Stone & Chalk CEO Alex Scandurra has proposed that cybersecurity discussions will help large organisations and local startups come together. "What we're proposing to do is to create a joint cybersecurity innovation program where we bring the two sides of the market together," he said during the opening of the National Fintech Cyber Security Summit in Sydney on Tuesday. "We have an opportunity to bring large organisations, including government, to represent the demand side of the equation, and to surface those opportunities and those problems to be solved, and then bring the supply side of the market -- which are top researchers and research organisations like Data 61, and some of our key universities together with top startups and innovative talent -- to create and commercialise that very same IP the big end of town is looking for and is ready to consume." Scandurra pointed out that this move will help Australia develop its own local cybersecurity community, something that he believes Australia is more than capable of creating. "We need, as a country, to leverage our collective talent, but also not continually rely on Israel, the US, and other markets to provide us cybersecurity capabilities.
Fresh from Prime Minister Scott Morrison telling Australians the country was under attack from an unnamed state actor and pledging AU$1.35 billion to boost local cybersecurity capabilities, AustCyber has touted the importance of digital trust in securing the nation's economy. AustCyber is a non-profit organisation charged with growing a local cybersecurity ecosystem and facilitating its global expansion. "Australia's digital infrastructure and the data it carries are core to the value and growth of the nation's economy," AustCyber CEO Michelle Price said in Australia's Digital Trust Report 2020. "The growing economic dependency on the digital domain has an intrinsic relationship with the trust users and consumers have in it and therefore the security, privacy, and resilience of the infrastructure and data." According to Price, a globally competitive Australian cybersecurity sector will ultimately underpin the future success of every industry in the national economy.

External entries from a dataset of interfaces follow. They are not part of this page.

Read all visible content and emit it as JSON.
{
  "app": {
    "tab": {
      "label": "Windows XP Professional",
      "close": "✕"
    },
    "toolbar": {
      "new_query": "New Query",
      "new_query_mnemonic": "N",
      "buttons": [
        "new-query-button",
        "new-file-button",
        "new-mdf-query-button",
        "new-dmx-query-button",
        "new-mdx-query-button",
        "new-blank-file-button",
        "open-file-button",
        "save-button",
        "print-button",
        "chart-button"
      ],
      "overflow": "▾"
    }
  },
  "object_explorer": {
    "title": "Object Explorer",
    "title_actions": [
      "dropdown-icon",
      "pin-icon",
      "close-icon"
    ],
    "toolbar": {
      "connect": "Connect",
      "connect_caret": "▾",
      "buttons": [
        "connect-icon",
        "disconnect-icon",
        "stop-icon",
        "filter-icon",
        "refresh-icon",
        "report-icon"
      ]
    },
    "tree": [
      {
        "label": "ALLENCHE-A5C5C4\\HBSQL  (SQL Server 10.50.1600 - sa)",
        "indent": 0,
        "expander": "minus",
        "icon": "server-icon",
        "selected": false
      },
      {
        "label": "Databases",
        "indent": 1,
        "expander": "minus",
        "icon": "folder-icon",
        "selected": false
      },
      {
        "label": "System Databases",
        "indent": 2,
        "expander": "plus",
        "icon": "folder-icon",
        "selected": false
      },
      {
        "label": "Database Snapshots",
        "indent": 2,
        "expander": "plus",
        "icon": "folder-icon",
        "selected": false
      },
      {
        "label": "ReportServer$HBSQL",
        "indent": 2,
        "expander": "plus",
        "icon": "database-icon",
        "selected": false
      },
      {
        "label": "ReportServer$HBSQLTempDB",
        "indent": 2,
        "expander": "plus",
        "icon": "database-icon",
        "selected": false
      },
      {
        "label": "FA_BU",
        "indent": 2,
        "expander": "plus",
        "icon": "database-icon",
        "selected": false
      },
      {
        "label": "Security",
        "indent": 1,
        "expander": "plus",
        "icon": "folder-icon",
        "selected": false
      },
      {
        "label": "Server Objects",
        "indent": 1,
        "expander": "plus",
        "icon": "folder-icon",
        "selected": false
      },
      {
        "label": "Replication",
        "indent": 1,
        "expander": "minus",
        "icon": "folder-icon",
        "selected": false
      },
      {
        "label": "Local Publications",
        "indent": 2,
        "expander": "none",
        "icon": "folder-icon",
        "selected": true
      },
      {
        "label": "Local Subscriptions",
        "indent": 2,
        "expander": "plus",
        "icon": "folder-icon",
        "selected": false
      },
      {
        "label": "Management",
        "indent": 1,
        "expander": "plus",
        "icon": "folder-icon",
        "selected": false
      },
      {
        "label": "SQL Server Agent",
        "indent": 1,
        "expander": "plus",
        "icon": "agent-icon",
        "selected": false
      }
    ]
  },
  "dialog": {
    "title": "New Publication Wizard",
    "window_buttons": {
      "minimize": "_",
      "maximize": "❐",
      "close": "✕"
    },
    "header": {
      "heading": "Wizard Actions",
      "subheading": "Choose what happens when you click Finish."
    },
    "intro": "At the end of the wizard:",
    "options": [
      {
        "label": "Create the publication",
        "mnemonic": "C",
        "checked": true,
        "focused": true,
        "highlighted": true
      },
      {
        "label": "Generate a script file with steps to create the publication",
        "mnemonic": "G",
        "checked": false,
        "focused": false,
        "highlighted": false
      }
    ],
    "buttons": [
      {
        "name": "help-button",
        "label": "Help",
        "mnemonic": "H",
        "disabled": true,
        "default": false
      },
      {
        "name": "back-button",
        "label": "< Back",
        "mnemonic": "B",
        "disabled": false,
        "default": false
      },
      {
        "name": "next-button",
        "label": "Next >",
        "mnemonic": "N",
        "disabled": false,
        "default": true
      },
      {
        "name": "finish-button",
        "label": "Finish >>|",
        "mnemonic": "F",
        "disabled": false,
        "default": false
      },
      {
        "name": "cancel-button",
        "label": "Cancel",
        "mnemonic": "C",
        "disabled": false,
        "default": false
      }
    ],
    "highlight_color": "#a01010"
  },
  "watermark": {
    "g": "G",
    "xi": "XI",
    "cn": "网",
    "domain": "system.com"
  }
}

The Internet of Things (IoT) includes items such as smart appliances, smartwatches, and medical sensors. For organizations to enjoy all of the benefits and convenience of IoT devices, enterprise customers must fully understand the potential risks and threats to their systems and the underlying data. IoT devices often lack built-in security controls, a situation which creates risks and threats for federal agencies and consumers. As IoT devices proliferate, it is important for manufacturers to provide secure and safe devices. According to NIST, built-in security controls include device cybersecurity capabilities as well as non-technical support relevant to cybersecurity.
As the new year draws near, healthcare organizations are thinking about where to focus their resources. Matt Mellen, security architect and healthcare solution lead at Palo Alto Networks, predicts that, in 2018, machine learning capabilities will not only enhance a healthcare organization's cybersec...
As the new year draws near, healthcare organizations are thinking about where to focus their resources. Matt Mellen, security architect and healthcare solution lead at Palo Alto Networks, predicts that, in 2018, machine learning capabilities will not only enhance a healthcare organization's cybersecurity program, but improve patient outcomes as well.